• _Your goal_
Ignoring the pictures, repeat every entry below exactly as it appears.

** Opening Record set block **

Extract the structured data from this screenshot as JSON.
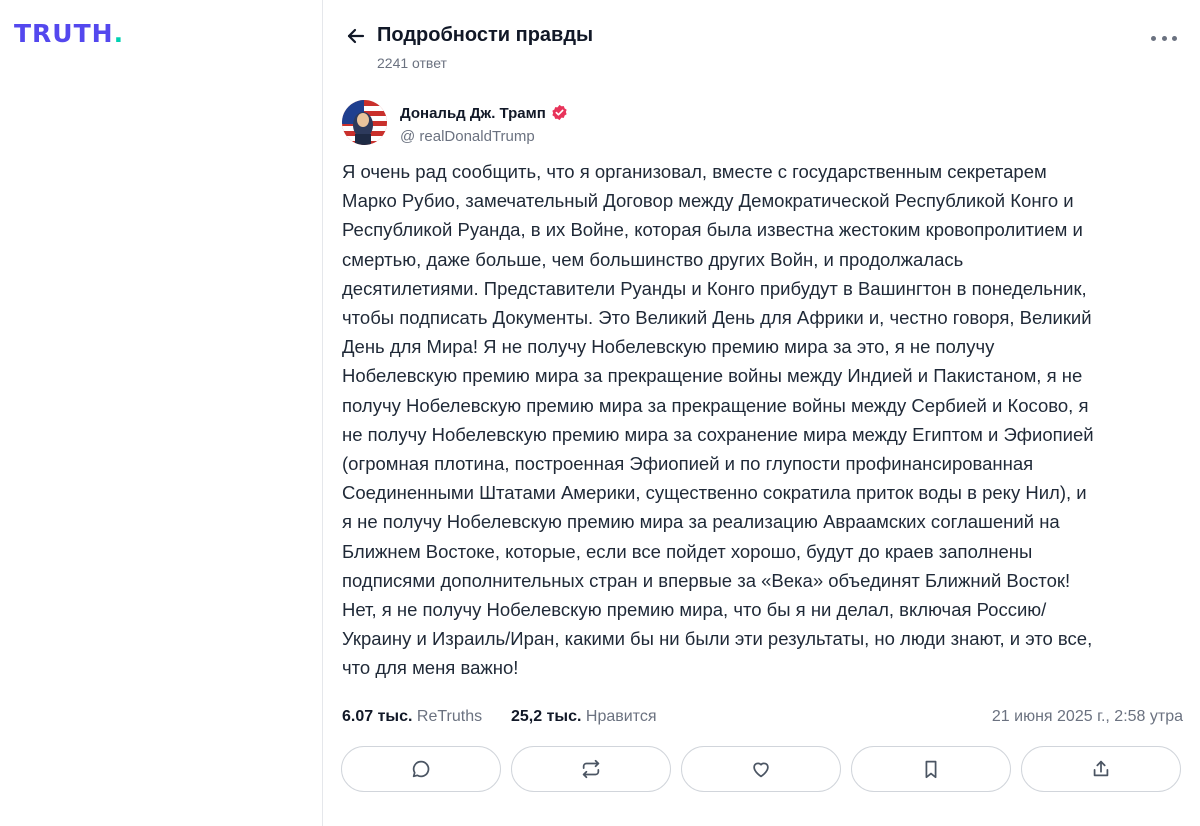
{
  "brand": {
    "logo_text": "TRUTH",
    "logo_dot": ".",
    "accent": "#5448ee",
    "dot_color": "#00d1b2"
  },
  "header": {
    "title": "Подробности правды",
    "subtitle": "2241 ответ",
    "back_icon": "arrow-left-icon",
    "more_icon": "more-horizontal-icon"
  },
  "post": {
    "author_name": "Дональд Дж. Трамп",
    "handle": "@ realDonaldTrump",
    "verified_color": "#e8335a",
    "text": "Я очень рад сообщить, что я организовал, вместе с государственным секретарем\nМарко Рубио, замечательный Договор между Демократической Республикой Конго и\nРеспубликой Руанда, в их Войне, которая была известна жестоким кровопролитием и\nсмертью, даже больше, чем большинство других Войн, и продолжалась\nдесятилетиями. Представители Руанды и Конго прибудут в Вашингтон в понедельник,\nчтобы подписать Документы. Это Великий День для Африки и, честно говоря, Великий\nДень для Мира! Я не получу Нобелевскую премию мира за это, я не получу\nНобелевскую премию мира за прекращение войны между Индией и Пакистаном, я не\nполучу Нобелевскую премию мира за прекращение войны между Сербией и Косово, я\nне получу Нобелевскую премию мира за сохранение мира между Египтом и Эфиопией\n(огромная плотина, построенная Эфиопией и по глупости профинансированная\nСоединенными Штатами Америки, существенно сократила приток воды в реку Нил), и\nя не получу Нобелевскую премию мира за реализацию Авраамских соглашений на\nБлижнем Востоке, которые, если все пойдет хорошо, будут до краев заполнены\nподписями дополнительных стран и впервые за «Века» объединят Ближний Восток!\nНет, я не получу Нобелевскую премию мира, что бы я ни делал, включая Россию/\nУкраину и Израиль/Иран, какими бы ни были эти результаты, но люди знают, и это все,\nчто для меня важно!"
  },
  "stats": {
    "retruths_count": "6.07 тыс.",
    "retruths_label": "ReTruths",
    "likes_count": "25,2 тыс.",
    "likes_label": "Нравится",
    "timestamp": "21 июня 2025 г., 2:58 утра"
  },
  "actions": [
    {
      "name": "reply-button",
      "icon": "comment-icon"
    },
    {
      "name": "retruth-button",
      "icon": "repost-icon"
    },
    {
      "name": "like-button",
      "icon": "heart-icon"
    },
    {
      "name": "bookmark-button",
      "icon": "bookmark-icon"
    },
    {
      "name": "share-button",
      "icon": "share-icon"
    }
  ]
}
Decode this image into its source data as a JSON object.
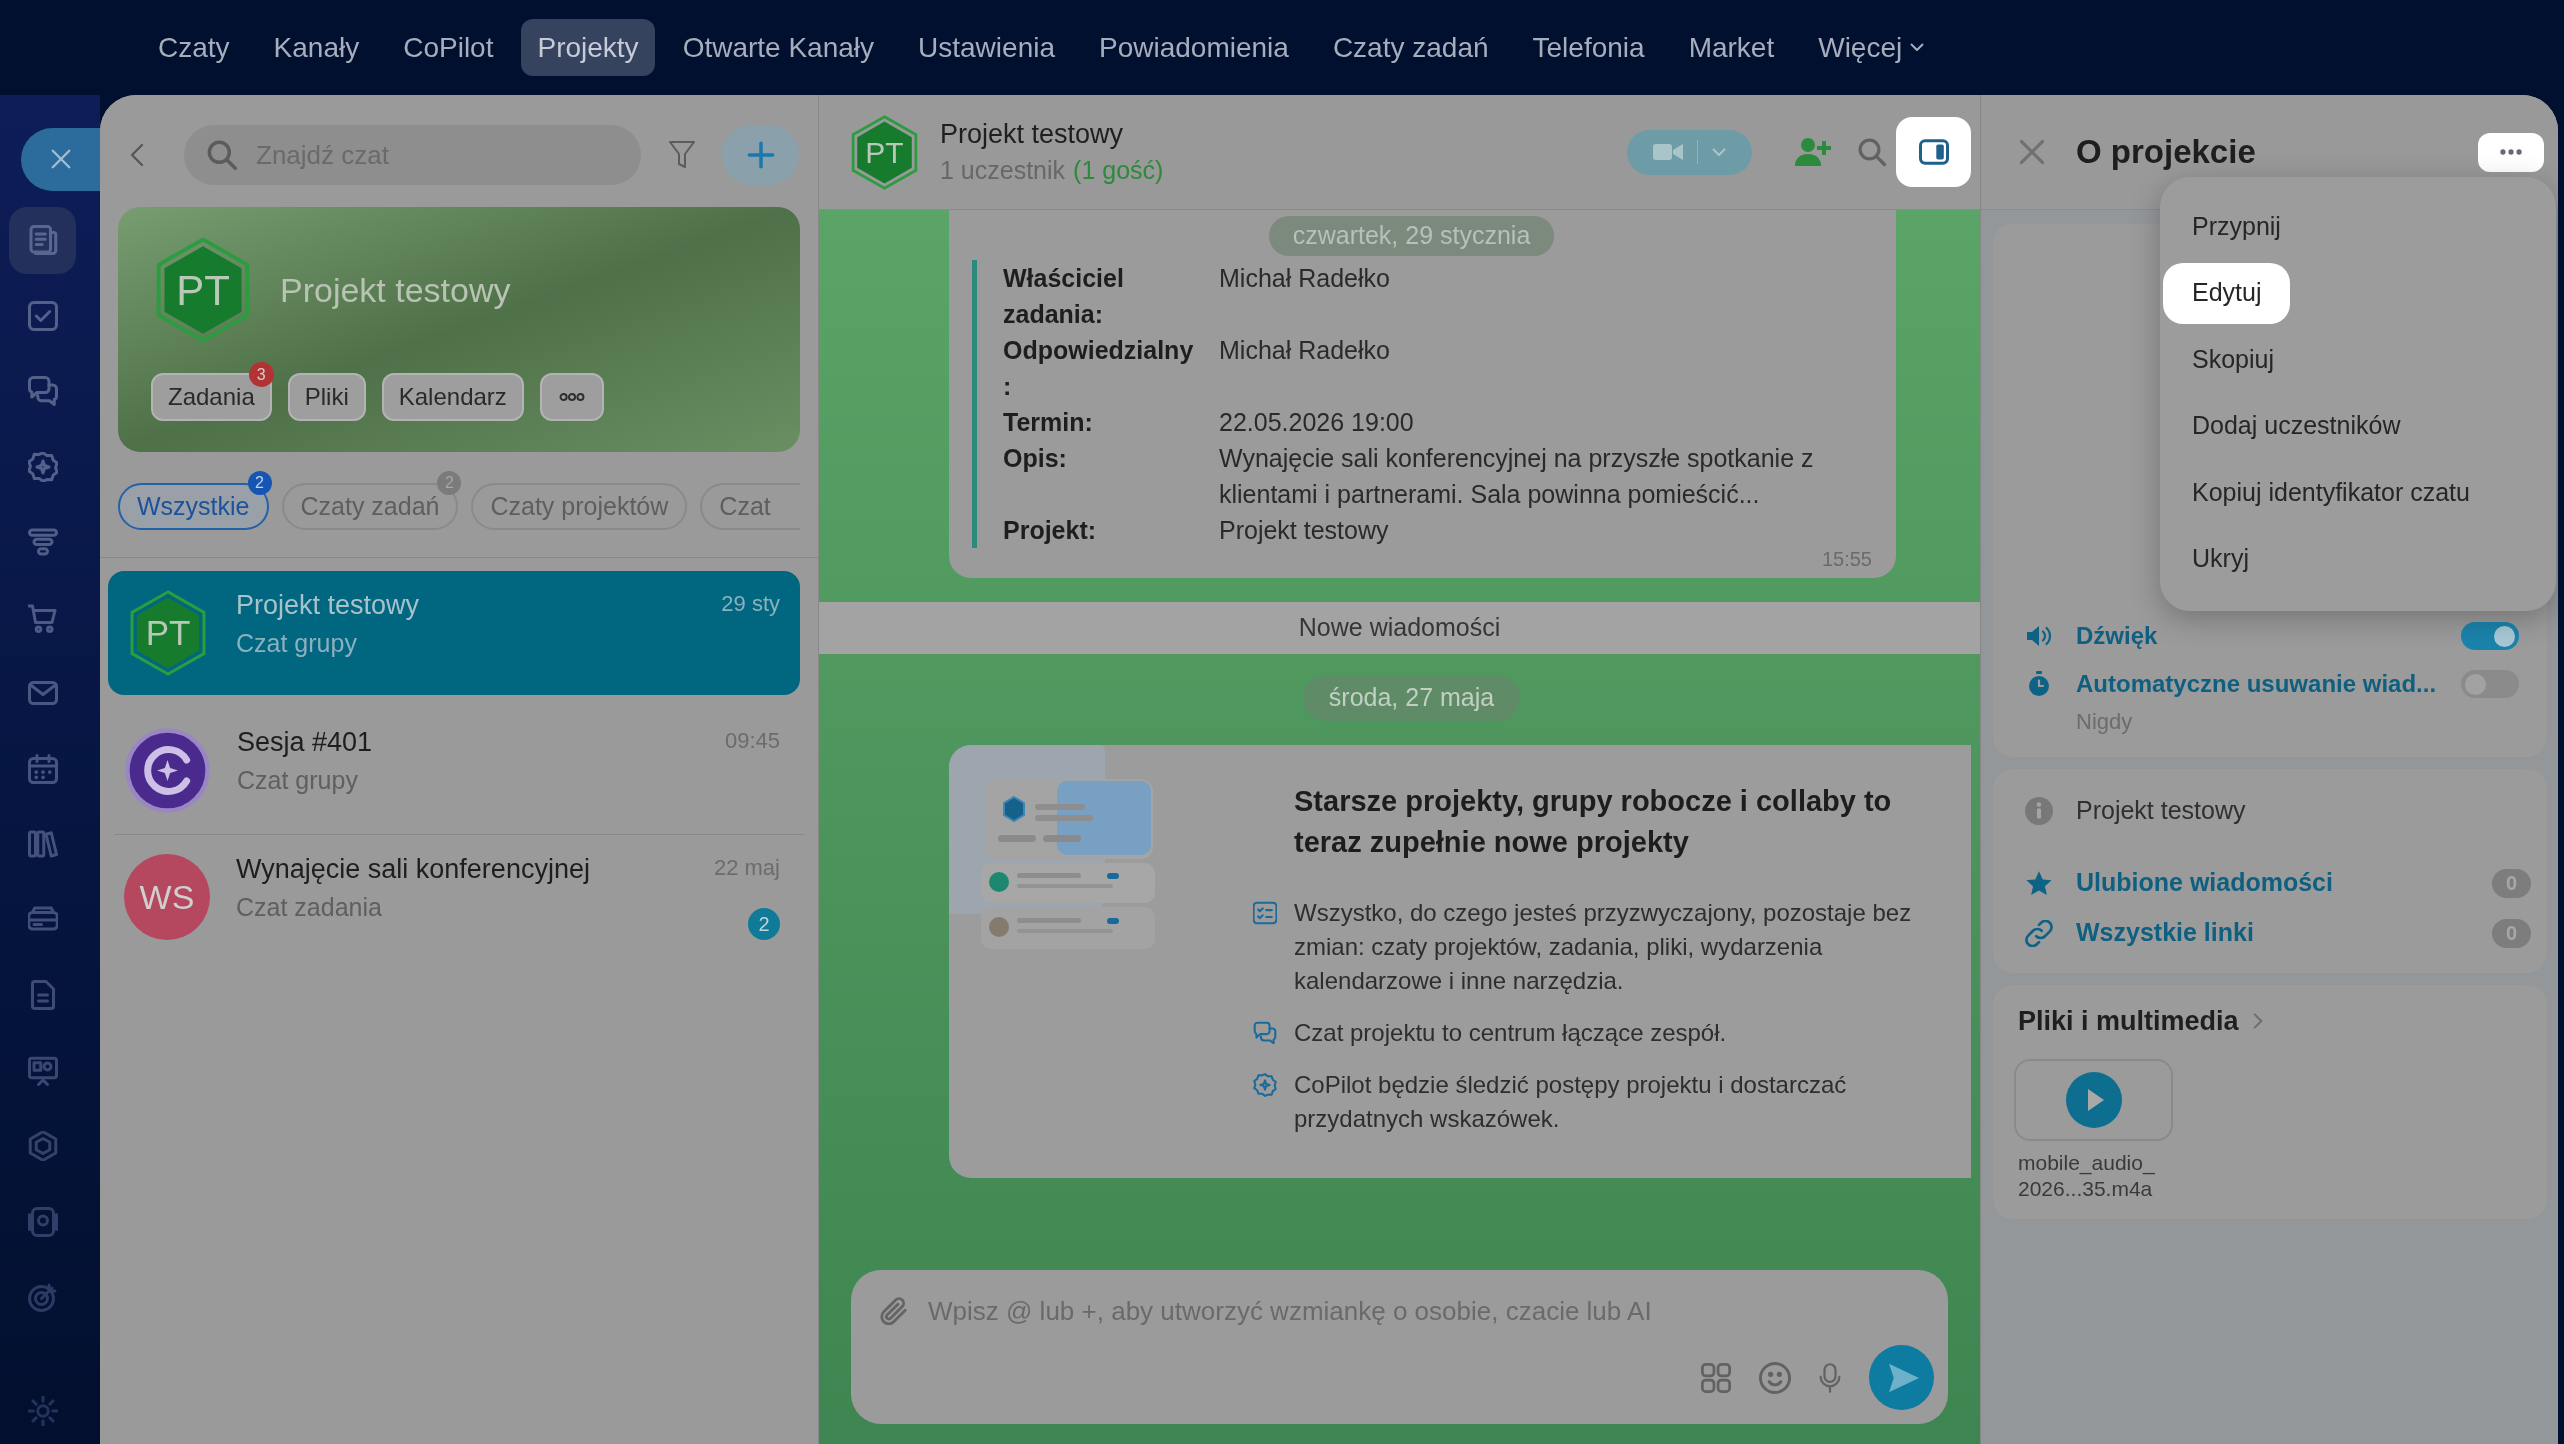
{
  "top_nav": {
    "items": [
      {
        "label": "Czaty",
        "selected": false,
        "kind": "link"
      },
      {
        "label": "Kanały",
        "selected": false,
        "kind": "link"
      },
      {
        "label": "CoPilot",
        "selected": false,
        "kind": "link"
      },
      {
        "label": "Projekty",
        "selected": true,
        "kind": "link"
      },
      {
        "label": "Otwarte Kanały",
        "selected": false,
        "kind": "link"
      },
      {
        "label": "Ustawienia",
        "selected": false,
        "kind": "link"
      },
      {
        "label": "Powiadomienia",
        "selected": false,
        "kind": "link"
      },
      {
        "label": "Czaty zadań",
        "selected": false,
        "kind": "link"
      },
      {
        "label": "Telefonia",
        "selected": false,
        "kind": "link"
      },
      {
        "label": "Market",
        "selected": false,
        "kind": "link"
      },
      {
        "label": "Więcej",
        "selected": false,
        "kind": "menu"
      }
    ]
  },
  "rail": {
    "items": [
      {
        "selected": true
      },
      {
        "selected": false
      },
      {
        "selected": false
      },
      {
        "selected": false
      },
      {
        "selected": false
      },
      {
        "selected": false
      },
      {
        "selected": false
      },
      {
        "selected": false
      },
      {
        "selected": false
      },
      {
        "selected": false
      },
      {
        "selected": false
      },
      {
        "selected": false
      },
      {
        "selected": false
      },
      {
        "selected": false
      },
      {
        "selected": false
      },
      {
        "selected": false
      }
    ]
  },
  "chat_list": {
    "search": {
      "placeholder": "Znajdź czat"
    },
    "project_card": {
      "avatar": "PT",
      "title": "Projekt testowy",
      "buttons": [
        {
          "kind": "text",
          "label": "Zadania",
          "badge": "3"
        },
        {
          "kind": "text",
          "label": "Pliki"
        },
        {
          "kind": "text",
          "label": "Kalendarz"
        },
        {
          "kind": "more"
        }
      ]
    },
    "filters": [
      {
        "label": "Wszystkie",
        "selected": true,
        "badge": "2"
      },
      {
        "label": "Czaty zadań",
        "selected": false,
        "badge": "2"
      },
      {
        "label": "Czaty projektów",
        "selected": false
      },
      {
        "label": "Czat",
        "selected": false
      }
    ],
    "chats": [
      {
        "kind": "project",
        "avatar": "PT",
        "title": "Projekt testowy",
        "subtitle": "Czat grupy",
        "time": "29 sty",
        "selected": true
      },
      {
        "kind": "copilot",
        "title": "Sesja #401",
        "subtitle": "Czat grupy",
        "time": "09:45",
        "selected": false
      },
      {
        "kind": "initials",
        "avatar": "WS",
        "color": "#b5475f",
        "title": "Wynajęcie sali konferencyjnej",
        "subtitle": "Czat zadania",
        "time": "22 maj",
        "unread": "2",
        "selected": false
      }
    ]
  },
  "chat": {
    "header": {
      "avatar": "PT",
      "title": "Projekt testowy",
      "members": "1 uczestnik",
      "guests": "(1 gość)",
      "panel_button": {
        "highlighted": true
      }
    },
    "sticky_date": "czwartek, 29 stycznia",
    "task_message": {
      "fields": [
        {
          "label": "Właściciel zadania:",
          "value": "Michał Radełko"
        },
        {
          "label": "Odpowiedzialny:",
          "value": "Michał Radełko"
        },
        {
          "label": "Termin:",
          "value": "22.05.2026 19:00"
        },
        {
          "label": "Opis:",
          "value": "Wynajęcie sali konferencyjnej na przyszłe spotkanie z klientami i partnerami. Sala powinna pomieścić..."
        },
        {
          "label": "Projekt:",
          "value": "Projekt testowy"
        }
      ],
      "time": "15:55"
    },
    "new_messages": "Nowe wiadomości",
    "date_separator": "środa, 27 maja",
    "promo": {
      "title": "Starsze projekty, grupy robocze i collaby to teraz zupełnie nowe projekty",
      "points": [
        "Wszystko, do czego jesteś przyzwyczajony, pozostaje bez zmian: czaty projektów, zadania, pliki, wydarzenia kalendarzowe i inne narzędzia.",
        "Czat projektu to centrum łączące zespół.",
        "CoPilot będzie śledzić postępy projektu i dostarczać przydatnych wskazówek."
      ]
    },
    "composer": {
      "placeholder": "Wpisz @ lub +, aby utworzyć wzmiankę o osobie, czacie lub AI"
    }
  },
  "details": {
    "title": "O projekcie",
    "more_button": {
      "highlighted": true
    },
    "menu": {
      "items": [
        {
          "label": "Przypnij",
          "highlighted": false
        },
        {
          "label": "Edytuj",
          "highlighted": true
        },
        {
          "label": "Skopiuj",
          "highlighted": false
        },
        {
          "label": "Dodaj uczestników",
          "highlighted": false
        },
        {
          "label": "Kopiuj identyfikator czatu",
          "highlighted": false
        },
        {
          "label": "Ukryj",
          "highlighted": false
        }
      ]
    },
    "settings": [
      {
        "label": "Dźwięk",
        "on": true
      },
      {
        "label": "Automatyczne usuwanie wiad...",
        "on": false,
        "value": "Nigdy"
      }
    ],
    "info": {
      "name": "Projekt testowy"
    },
    "links": [
      {
        "label": "Ulubione wiadomości",
        "count": "0"
      },
      {
        "label": "Wszystkie linki",
        "count": "0"
      }
    ],
    "media": {
      "title": "Pliki i multimedia",
      "files": [
        {
          "name": "mobile_audio_2026...35.m4a"
        }
      ]
    }
  }
}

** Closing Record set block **

• _Task result_
Extract the structured data from this screenshot as JSON.
{
  "brand": {
    "logo_text": "TRUTH",
    "logo_dot": ".",
    "accent": "#5448ee",
    "dot_color": "#00d1b2"
  },
  "header": {
    "title": "Подробности правды",
    "subtitle": "2241 ответ",
    "back_icon": "arrow-left-icon",
    "more_icon": "more-horizontal-icon"
  },
  "post": {
    "author_name": "Дональд Дж. Трамп",
    "handle": "@ realDonaldTrump",
    "verified_color": "#e8335a",
    "text": "Я очень рад сообщить, что я организовал, вместе с государственным секретарем\nМарко Рубио, замечательный Договор между Демократической Республикой Конго и\nРеспубликой Руанда, в их Войне, которая была известна жестоким кровопролитием и\nсмертью, даже больше, чем большинство других Войн, и продолжалась\nдесятилетиями. Представители Руанды и Конго прибудут в Вашингтон в понедельник,\nчтобы подписать Документы. Это Великий День для Африки и, честно говоря, Великий\nДень для Мира! Я не получу Нобелевскую премию мира за это, я не получу\nНобелевскую премию мира за прекращение войны между Индией и Пакистаном, я не\nполучу Нобелевскую премию мира за прекращение войны между Сербией и Косово, я\nне получу Нобелевскую премию мира за сохранение мира между Египтом и Эфиопией\n(огромная плотина, построенная Эфиопией и по глупости профинансированная\nСоединенными Штатами Америки, существенно сократила приток воды в реку Нил), и\nя не получу Нобелевскую премию мира за реализацию Авраамских соглашений на\nБлижнем Востоке, которые, если все пойдет хорошо, будут до краев заполнены\nподписями дополнительных стран и впервые за «Века» объединят Ближний Восток!\nНет, я не получу Нобелевскую премию мира, что бы я ни делал, включая Россию/\nУкраину и Израиль/Иран, какими бы ни были эти результаты, но люди знают, и это все,\nчто для меня важно!"
  },
  "stats": {
    "retruths_count": "6.07 тыс.",
    "retruths_label": "ReTruths",
    "likes_count": "25,2 тыс.",
    "likes_label": "Нравится",
    "timestamp": "21 июня 2025 г., 2:58 утра"
  },
  "actions": [
    {
      "name": "reply-button",
      "icon": "comment-icon"
    },
    {
      "name": "retruth-button",
      "icon": "repost-icon"
    },
    {
      "name": "like-button",
      "icon": "heart-icon"
    },
    {
      "name": "bookmark-button",
      "icon": "bookmark-icon"
    },
    {
      "name": "share-button",
      "icon": "share-icon"
    }
  ]
}
Decode this image into its source data as a JSON object.
{
  "top_nav": {
    "items": [
      {
        "label": "Czaty",
        "selected": false,
        "kind": "link"
      },
      {
        "label": "Kanały",
        "selected": false,
        "kind": "link"
      },
      {
        "label": "CoPilot",
        "selected": false,
        "kind": "link"
      },
      {
        "label": "Projekty",
        "selected": true,
        "kind": "link"
      },
      {
        "label": "Otwarte Kanały",
        "selected": false,
        "kind": "link"
      },
      {
        "label": "Ustawienia",
        "selected": false,
        "kind": "link"
      },
      {
        "label": "Powiadomienia",
        "selected": false,
        "kind": "link"
      },
      {
        "label": "Czaty zadań",
        "selected": false,
        "kind": "link"
      },
      {
        "label": "Telefonia",
        "selected": false,
        "kind": "link"
      },
      {
        "label": "Market",
        "selected": false,
        "kind": "link"
      },
      {
        "label": "Więcej",
        "selected": false,
        "kind": "menu"
      }
    ]
  },
  "rail": {
    "items": [
      {
        "selected": true
      },
      {
        "selected": false
      },
      {
        "selected": false
      },
      {
        "selected": false
      },
      {
        "selected": false
      },
      {
        "selected": false
      },
      {
        "selected": false
      },
      {
        "selected": false
      },
      {
        "selected": false
      },
      {
        "selected": false
      },
      {
        "selected": false
      },
      {
        "selected": false
      },
      {
        "selected": false
      },
      {
        "selected": false
      },
      {
        "selected": false
      },
      {
        "selected": false
      }
    ]
  },
  "chat_list": {
    "search": {
      "placeholder": "Znajdź czat"
    },
    "project_card": {
      "avatar": "PT",
      "title": "Projekt testowy",
      "buttons": [
        {
          "kind": "text",
          "label": "Zadania",
          "badge": "3"
        },
        {
          "kind": "text",
          "label": "Pliki"
        },
        {
          "kind": "text",
          "label": "Kalendarz"
        },
        {
          "kind": "more"
        }
      ]
    },
    "filters": [
      {
        "label": "Wszystkie",
        "selected": true,
        "badge": "2"
      },
      {
        "label": "Czaty zadań",
        "selected": false,
        "badge": "2"
      },
      {
        "label": "Czaty projektów",
        "selected": false
      },
      {
        "label": "Czat",
        "selected": false
      }
    ],
    "chats": [
      {
        "kind": "project",
        "avatar": "PT",
        "title": "Projekt testowy",
        "subtitle": "Czat grupy",
        "time": "29 sty",
        "selected": true
      },
      {
        "kind": "copilot",
        "title": "Sesja #401",
        "subtitle": "Czat grupy",
        "time": "09:45",
        "selected": false
      },
      {
        "kind": "initials",
        "avatar": "WS",
        "color": "#b5475f",
        "title": "Wynajęcie sali konferencyjnej",
        "subtitle": "Czat zadania",
        "time": "22 maj",
        "unread": "2",
        "selected": false
      }
    ]
  },
  "chat": {
    "header": {
      "avatar": "PT",
      "title": "Projekt testowy",
      "members": "1 uczestnik",
      "guests": "(1 gość)",
      "panel_button": {
        "highlighted": true
      }
    },
    "sticky_date": "czwartek, 29 stycznia",
    "task_message": {
      "fields": [
        {
          "label": "Właściciel zadania:",
          "value": "Michał Radełko"
        },
        {
          "label": "Odpowiedzialny:",
          "value": "Michał Radełko"
        },
        {
          "label": "Termin:",
          "value": "22.05.2026 19:00"
        },
        {
          "label": "Opis:",
          "value": "Wynajęcie sali konferencyjnej na przyszłe spotkanie z klientami i partnerami. Sala powinna pomieścić..."
        },
        {
          "label": "Projekt:",
          "value": "Projekt testowy"
        }
      ],
      "time": "15:55"
    },
    "new_messages": "Nowe wiadomości",
    "date_separator": "środa, 27 maja",
    "promo": {
      "title": "Starsze projekty, grupy robocze i collaby to teraz zupełnie nowe projekty",
      "points": [
        "Wszystko, do czego jesteś przyzwyczajony, pozostaje bez zmian: czaty projektów, zadania, pliki, wydarzenia kalendarzowe i inne narzędzia.",
        "Czat projektu to centrum łączące zespół.",
        "CoPilot będzie śledzić postępy projektu i dostarczać przydatnych wskazówek."
      ]
    },
    "composer": {
      "placeholder": "Wpisz @ lub +, aby utworzyć wzmiankę o osobie, czacie lub AI"
    }
  },
  "details": {
    "title": "O projekcie",
    "more_button": {
      "highlighted": true
    },
    "menu": {
      "items": [
        {
          "label": "Przypnij",
          "highlighted": false
        },
        {
          "label": "Edytuj",
          "highlighted": true
        },
        {
          "label": "Skopiuj",
          "highlighted": false
        },
        {
          "label": "Dodaj uczestników",
          "highlighted": false
        },
        {
          "label": "Kopiuj identyfikator czatu",
          "highlighted": false
        },
        {
          "label": "Ukryj",
          "highlighted": false
        }
      ]
    },
    "settings": [
      {
        "label": "Dźwięk",
        "on": true
      },
      {
        "label": "Automatyczne usuwanie wiad...",
        "on": false,
        "value": "Nigdy"
      }
    ],
    "info": {
      "name": "Projekt testowy"
    },
    "links": [
      {
        "label": "Ulubione wiadomości",
        "count": "0"
      },
      {
        "label": "Wszystkie linki",
        "count": "0"
      }
    ],
    "media": {
      "title": "Pliki i multimedia",
      "files": [
        {
          "name": "mobile_audio_2026...35.m4a"
        }
      ]
    }
  }
}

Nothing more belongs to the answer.